Her main sources were historical travel guides from the 18th and 19th centuries, where the finds were scary, beautiful, funny, and sometimes, cruel.This unusual approach to a country’s history has produced amazing results. You don’t have to share the author’s passion for cemeteries to enjoy this book; only a small number of the stories in this collection take place in graveyards, though they do all end in them, so perhaps it helps.
The fairy hill in Inverness, a nitrate murder on Shetland, a family of left-handers, wolves, Robert the Bruce and William Wallace shown in a new light, the secret bay of the writer Gavin Maxwell, a murdering poet and so many things you didn’t know about Scotland, its clans and its history.

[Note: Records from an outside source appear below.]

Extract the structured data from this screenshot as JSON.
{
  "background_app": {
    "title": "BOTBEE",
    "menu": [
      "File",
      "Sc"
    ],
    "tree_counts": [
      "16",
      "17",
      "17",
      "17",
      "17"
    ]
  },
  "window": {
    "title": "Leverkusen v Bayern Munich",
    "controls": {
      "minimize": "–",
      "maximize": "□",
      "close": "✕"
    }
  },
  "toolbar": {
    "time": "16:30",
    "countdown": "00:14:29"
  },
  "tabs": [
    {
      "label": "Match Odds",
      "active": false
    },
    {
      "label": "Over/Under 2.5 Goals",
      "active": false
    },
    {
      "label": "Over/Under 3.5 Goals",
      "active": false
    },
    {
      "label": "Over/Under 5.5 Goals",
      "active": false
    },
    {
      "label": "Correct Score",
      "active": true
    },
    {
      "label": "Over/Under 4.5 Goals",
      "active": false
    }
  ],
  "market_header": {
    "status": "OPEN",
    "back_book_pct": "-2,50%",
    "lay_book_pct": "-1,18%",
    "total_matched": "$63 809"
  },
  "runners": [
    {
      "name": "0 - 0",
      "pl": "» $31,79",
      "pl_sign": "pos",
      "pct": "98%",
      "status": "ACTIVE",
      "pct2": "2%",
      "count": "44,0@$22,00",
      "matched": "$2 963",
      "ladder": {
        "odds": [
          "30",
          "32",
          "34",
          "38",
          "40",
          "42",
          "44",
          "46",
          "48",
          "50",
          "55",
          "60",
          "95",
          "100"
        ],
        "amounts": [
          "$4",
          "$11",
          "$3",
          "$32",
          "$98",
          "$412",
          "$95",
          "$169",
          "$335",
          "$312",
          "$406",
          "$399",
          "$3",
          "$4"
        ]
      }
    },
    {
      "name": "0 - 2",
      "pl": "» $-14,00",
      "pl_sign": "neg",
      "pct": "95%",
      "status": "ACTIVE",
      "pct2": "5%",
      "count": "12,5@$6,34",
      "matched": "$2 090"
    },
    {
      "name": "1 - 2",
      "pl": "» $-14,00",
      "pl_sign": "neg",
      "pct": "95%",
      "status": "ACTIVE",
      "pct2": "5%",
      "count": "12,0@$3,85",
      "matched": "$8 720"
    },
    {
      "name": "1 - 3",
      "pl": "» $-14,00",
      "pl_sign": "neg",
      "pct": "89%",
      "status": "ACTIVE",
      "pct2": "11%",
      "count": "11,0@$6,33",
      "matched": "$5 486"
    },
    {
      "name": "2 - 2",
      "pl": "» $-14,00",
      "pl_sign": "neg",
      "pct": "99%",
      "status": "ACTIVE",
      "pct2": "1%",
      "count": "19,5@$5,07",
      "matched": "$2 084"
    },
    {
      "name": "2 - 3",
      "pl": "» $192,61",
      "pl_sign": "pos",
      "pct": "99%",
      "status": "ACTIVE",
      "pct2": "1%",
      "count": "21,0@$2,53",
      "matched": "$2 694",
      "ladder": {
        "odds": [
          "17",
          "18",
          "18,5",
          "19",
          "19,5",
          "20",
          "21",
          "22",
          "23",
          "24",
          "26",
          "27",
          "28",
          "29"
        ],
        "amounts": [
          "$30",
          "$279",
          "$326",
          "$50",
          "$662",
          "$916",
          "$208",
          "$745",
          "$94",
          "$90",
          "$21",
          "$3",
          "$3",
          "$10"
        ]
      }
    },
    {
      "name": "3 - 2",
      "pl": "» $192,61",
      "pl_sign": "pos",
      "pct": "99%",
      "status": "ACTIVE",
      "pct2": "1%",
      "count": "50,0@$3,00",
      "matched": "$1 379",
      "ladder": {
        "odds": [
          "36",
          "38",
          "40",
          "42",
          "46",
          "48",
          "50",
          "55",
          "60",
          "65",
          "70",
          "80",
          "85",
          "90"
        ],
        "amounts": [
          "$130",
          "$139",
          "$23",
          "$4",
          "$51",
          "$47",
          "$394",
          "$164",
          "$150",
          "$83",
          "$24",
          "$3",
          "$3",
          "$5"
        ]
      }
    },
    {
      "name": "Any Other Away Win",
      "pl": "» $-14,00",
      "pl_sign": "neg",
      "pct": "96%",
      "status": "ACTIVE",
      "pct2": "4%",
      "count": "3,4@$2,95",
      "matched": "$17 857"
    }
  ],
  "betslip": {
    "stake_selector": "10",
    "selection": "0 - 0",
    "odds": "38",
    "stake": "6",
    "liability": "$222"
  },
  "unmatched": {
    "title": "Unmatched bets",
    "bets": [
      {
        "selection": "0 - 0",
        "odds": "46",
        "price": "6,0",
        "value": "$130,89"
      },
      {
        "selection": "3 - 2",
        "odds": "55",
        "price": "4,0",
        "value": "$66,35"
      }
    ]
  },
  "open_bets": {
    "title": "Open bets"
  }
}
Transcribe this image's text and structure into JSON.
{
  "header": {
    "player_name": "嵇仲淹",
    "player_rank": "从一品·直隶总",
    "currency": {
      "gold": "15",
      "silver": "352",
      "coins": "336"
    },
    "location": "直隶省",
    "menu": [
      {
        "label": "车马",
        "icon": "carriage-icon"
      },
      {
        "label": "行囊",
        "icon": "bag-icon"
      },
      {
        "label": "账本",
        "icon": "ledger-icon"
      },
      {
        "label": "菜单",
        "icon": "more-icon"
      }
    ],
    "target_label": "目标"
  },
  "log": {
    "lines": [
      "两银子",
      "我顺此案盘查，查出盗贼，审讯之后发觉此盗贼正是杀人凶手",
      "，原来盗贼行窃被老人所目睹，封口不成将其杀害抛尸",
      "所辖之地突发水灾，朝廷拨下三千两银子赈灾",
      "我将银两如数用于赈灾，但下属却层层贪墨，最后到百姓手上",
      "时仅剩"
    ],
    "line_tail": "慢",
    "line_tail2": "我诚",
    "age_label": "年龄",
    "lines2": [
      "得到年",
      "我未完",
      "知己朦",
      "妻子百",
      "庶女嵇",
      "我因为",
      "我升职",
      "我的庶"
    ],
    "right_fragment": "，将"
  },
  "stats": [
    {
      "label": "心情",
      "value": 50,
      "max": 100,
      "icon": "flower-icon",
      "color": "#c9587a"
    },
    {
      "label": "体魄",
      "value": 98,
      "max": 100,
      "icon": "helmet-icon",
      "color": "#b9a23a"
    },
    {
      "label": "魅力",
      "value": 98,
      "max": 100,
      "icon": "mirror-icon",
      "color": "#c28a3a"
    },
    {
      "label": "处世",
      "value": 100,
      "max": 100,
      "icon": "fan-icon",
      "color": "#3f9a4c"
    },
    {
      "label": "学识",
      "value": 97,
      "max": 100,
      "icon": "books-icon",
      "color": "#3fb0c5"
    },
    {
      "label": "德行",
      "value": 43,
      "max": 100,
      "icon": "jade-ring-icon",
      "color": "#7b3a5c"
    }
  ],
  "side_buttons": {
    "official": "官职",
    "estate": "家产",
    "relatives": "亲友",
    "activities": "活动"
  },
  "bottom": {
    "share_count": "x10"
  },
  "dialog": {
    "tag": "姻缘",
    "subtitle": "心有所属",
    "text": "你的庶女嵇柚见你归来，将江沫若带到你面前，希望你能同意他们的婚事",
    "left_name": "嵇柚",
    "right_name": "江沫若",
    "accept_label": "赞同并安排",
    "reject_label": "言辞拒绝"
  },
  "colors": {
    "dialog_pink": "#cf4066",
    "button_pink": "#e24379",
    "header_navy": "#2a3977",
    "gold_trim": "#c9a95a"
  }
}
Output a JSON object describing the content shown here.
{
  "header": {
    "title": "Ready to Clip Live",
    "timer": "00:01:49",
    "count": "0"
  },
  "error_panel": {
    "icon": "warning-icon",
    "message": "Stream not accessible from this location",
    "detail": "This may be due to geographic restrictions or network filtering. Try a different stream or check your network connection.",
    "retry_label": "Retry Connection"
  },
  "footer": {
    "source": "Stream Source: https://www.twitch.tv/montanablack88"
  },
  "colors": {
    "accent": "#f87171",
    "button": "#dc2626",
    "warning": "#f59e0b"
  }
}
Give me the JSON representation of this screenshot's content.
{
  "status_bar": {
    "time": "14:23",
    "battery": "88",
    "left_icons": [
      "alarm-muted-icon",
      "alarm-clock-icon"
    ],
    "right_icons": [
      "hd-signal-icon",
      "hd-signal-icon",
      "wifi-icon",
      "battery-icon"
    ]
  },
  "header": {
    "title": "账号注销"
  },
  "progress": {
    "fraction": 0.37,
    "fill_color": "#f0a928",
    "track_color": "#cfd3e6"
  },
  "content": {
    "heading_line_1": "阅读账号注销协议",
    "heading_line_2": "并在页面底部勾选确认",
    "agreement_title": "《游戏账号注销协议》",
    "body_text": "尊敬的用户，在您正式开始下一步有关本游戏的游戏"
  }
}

source and further reading:
John Henry Dixon: Gairloch in North-west Ross-shire. Edinburgh; 1886